[Dataset rows describing interfaces]
______

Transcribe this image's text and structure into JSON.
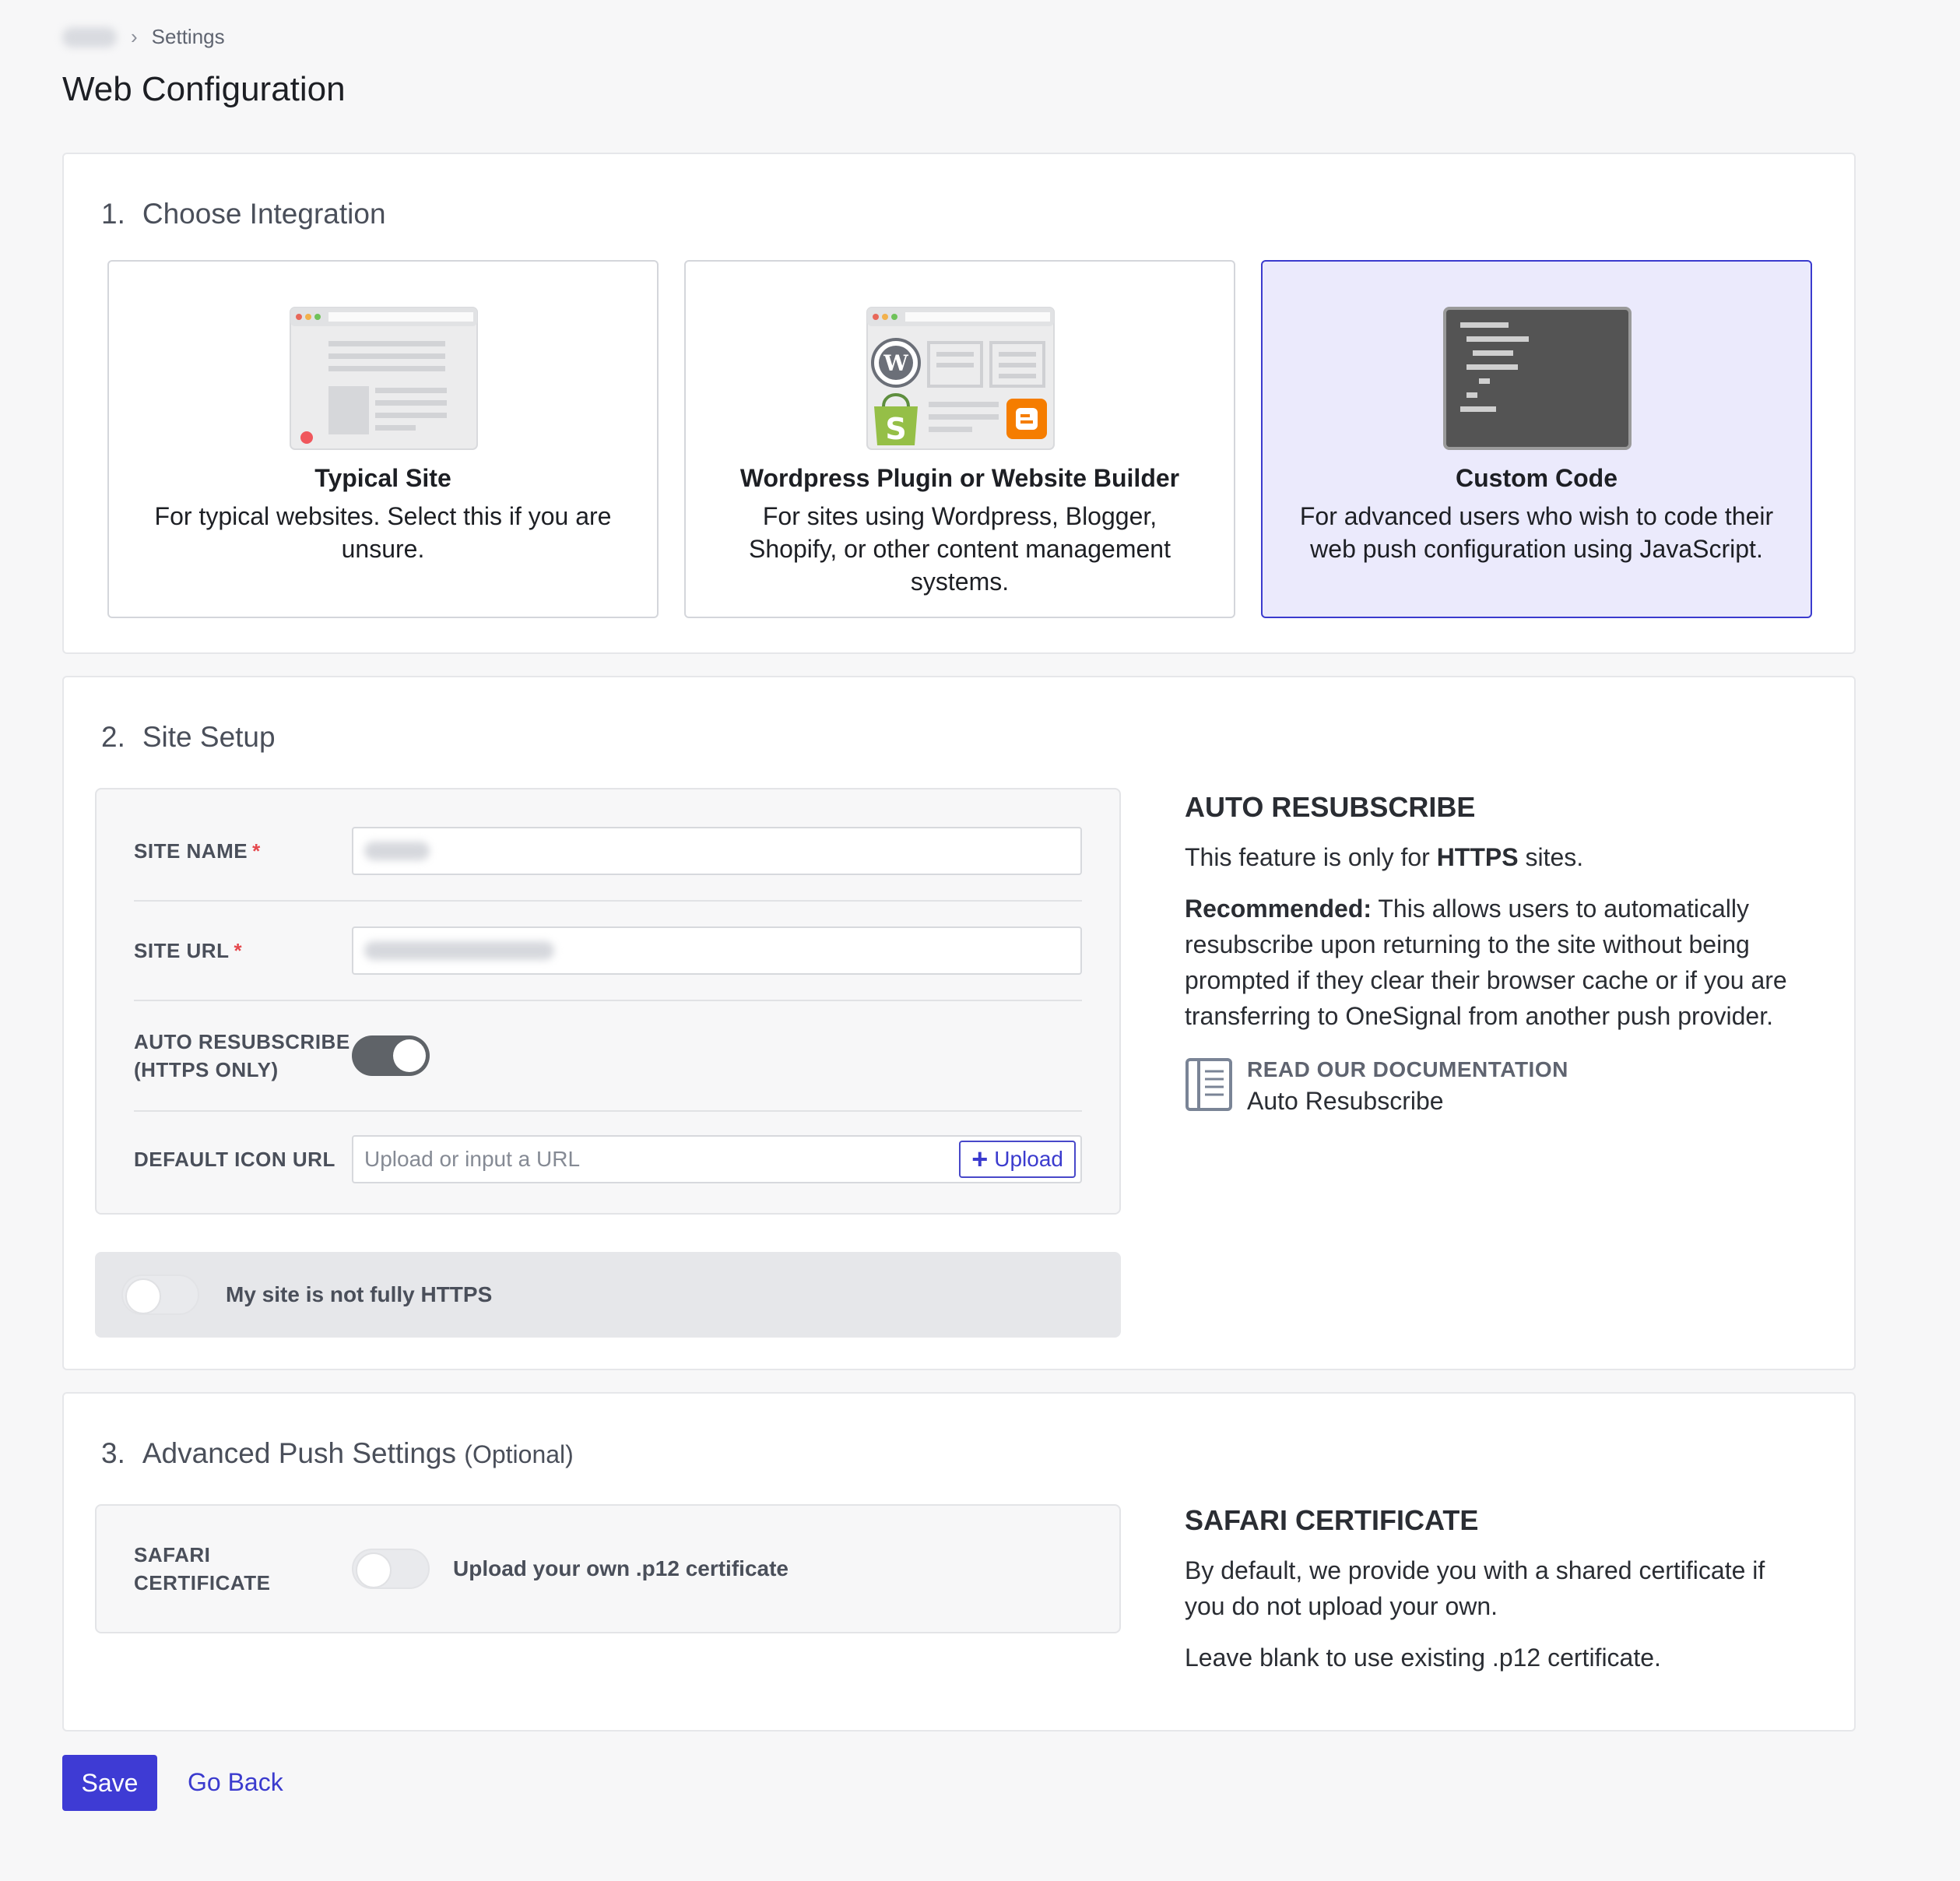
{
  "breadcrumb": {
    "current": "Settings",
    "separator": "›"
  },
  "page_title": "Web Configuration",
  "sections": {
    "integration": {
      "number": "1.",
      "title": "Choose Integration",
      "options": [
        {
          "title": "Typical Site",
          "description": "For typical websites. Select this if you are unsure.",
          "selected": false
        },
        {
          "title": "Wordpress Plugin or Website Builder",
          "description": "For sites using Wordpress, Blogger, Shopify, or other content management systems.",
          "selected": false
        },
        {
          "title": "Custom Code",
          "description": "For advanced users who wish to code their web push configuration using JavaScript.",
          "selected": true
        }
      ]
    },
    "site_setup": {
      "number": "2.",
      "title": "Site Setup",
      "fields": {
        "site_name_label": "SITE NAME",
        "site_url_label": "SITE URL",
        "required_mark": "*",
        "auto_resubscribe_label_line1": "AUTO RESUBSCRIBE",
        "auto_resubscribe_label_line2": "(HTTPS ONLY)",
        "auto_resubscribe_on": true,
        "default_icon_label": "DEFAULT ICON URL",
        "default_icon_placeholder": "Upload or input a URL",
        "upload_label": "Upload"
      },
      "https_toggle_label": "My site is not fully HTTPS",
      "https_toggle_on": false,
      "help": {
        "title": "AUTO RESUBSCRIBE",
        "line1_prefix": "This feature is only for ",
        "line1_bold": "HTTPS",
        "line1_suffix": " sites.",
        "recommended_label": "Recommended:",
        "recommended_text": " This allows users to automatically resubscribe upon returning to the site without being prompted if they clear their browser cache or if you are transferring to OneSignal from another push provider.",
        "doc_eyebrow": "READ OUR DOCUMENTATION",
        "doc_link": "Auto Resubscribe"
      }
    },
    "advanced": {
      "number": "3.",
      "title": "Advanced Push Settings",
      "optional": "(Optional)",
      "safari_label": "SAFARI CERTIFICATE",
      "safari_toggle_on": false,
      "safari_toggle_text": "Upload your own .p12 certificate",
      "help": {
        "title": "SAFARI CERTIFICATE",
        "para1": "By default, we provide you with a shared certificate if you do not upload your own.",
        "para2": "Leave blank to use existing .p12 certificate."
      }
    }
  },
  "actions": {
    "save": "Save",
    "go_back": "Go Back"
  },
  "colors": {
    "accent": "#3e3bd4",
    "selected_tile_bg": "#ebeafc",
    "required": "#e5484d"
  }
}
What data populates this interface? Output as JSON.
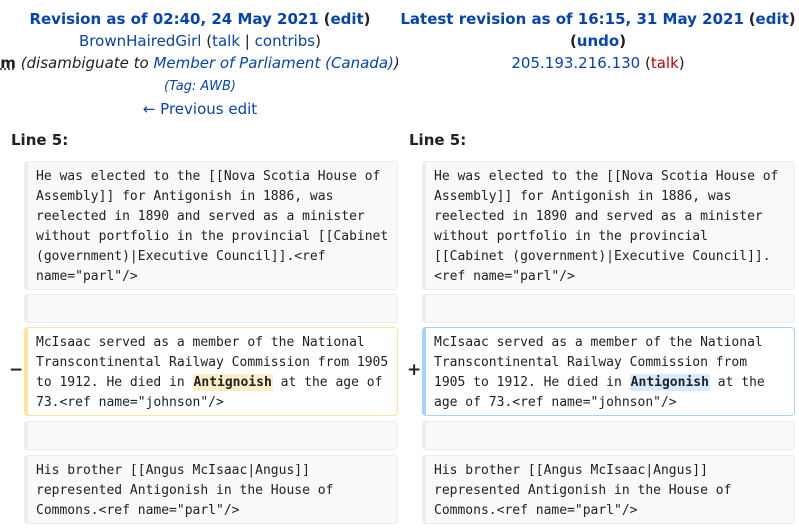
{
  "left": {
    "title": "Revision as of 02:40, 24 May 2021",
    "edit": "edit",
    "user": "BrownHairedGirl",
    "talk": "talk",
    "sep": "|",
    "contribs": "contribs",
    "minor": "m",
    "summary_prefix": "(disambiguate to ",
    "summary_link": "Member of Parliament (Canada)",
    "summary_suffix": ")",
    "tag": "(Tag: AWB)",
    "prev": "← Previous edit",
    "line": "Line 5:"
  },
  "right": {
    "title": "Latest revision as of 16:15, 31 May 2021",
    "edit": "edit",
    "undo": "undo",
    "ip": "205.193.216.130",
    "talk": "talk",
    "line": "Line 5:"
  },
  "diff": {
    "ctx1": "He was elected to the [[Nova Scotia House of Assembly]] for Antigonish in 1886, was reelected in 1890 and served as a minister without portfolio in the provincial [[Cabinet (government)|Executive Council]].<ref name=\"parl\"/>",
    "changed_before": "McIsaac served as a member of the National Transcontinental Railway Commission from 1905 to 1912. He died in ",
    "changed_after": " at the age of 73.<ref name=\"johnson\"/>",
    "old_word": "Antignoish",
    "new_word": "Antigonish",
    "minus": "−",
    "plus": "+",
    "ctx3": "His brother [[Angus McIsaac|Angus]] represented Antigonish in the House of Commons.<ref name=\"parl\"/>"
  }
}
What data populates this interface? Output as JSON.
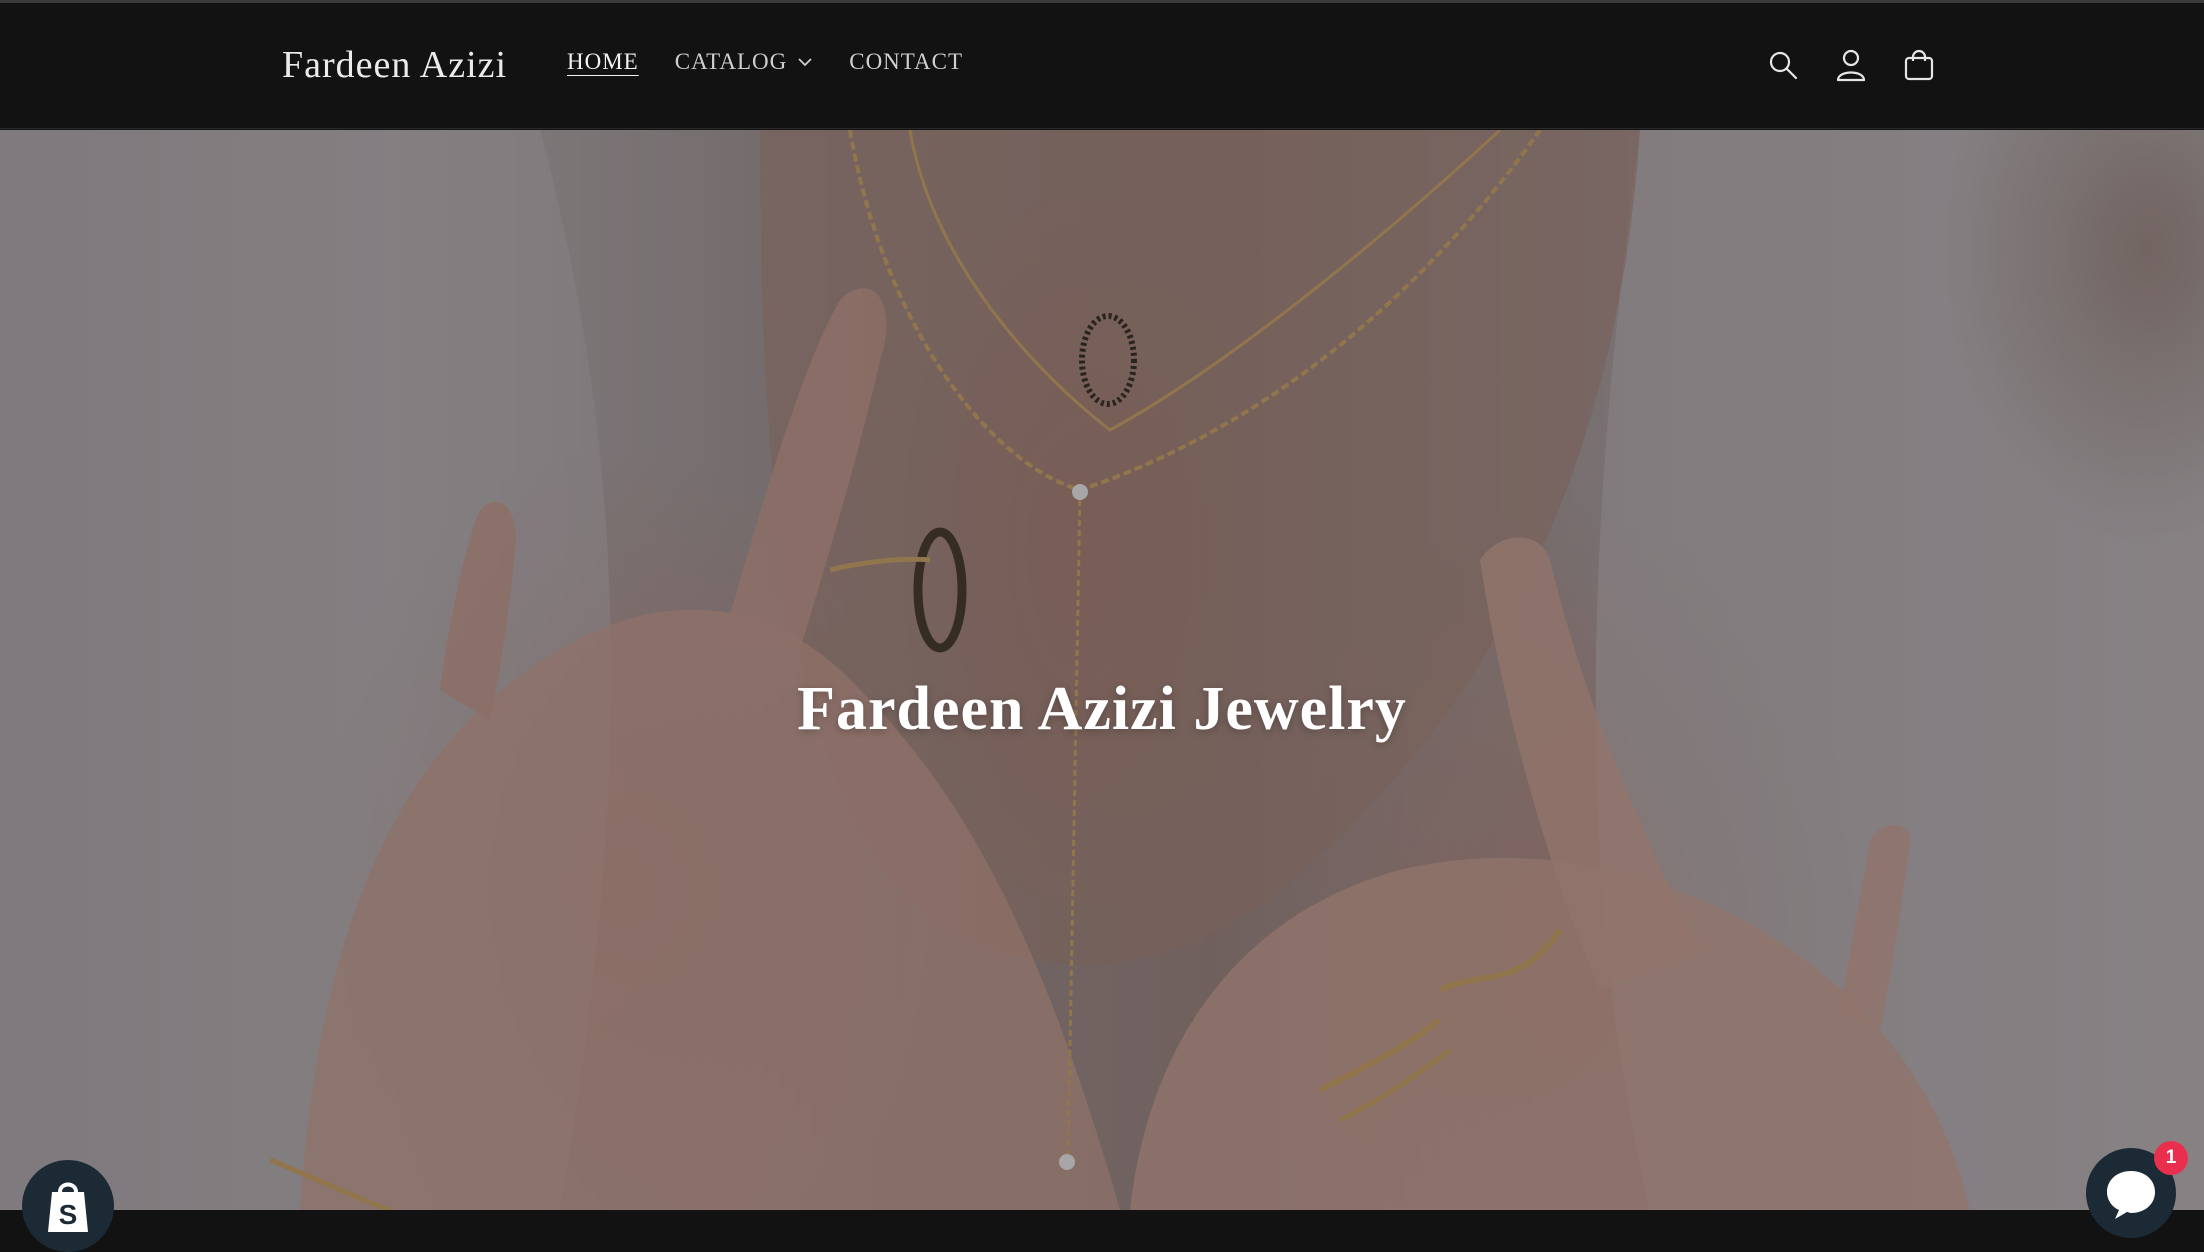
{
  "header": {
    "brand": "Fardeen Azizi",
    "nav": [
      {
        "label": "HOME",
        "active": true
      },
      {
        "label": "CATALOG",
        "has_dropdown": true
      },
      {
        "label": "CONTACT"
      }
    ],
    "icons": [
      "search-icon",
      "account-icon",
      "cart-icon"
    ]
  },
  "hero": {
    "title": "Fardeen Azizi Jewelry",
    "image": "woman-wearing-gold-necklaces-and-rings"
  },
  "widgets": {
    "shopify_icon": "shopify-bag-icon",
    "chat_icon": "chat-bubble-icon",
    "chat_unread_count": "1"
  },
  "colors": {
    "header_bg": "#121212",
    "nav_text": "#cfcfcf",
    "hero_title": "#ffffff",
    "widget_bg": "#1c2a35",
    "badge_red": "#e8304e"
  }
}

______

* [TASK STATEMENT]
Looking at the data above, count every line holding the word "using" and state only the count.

* [FINAL ANSWER]
2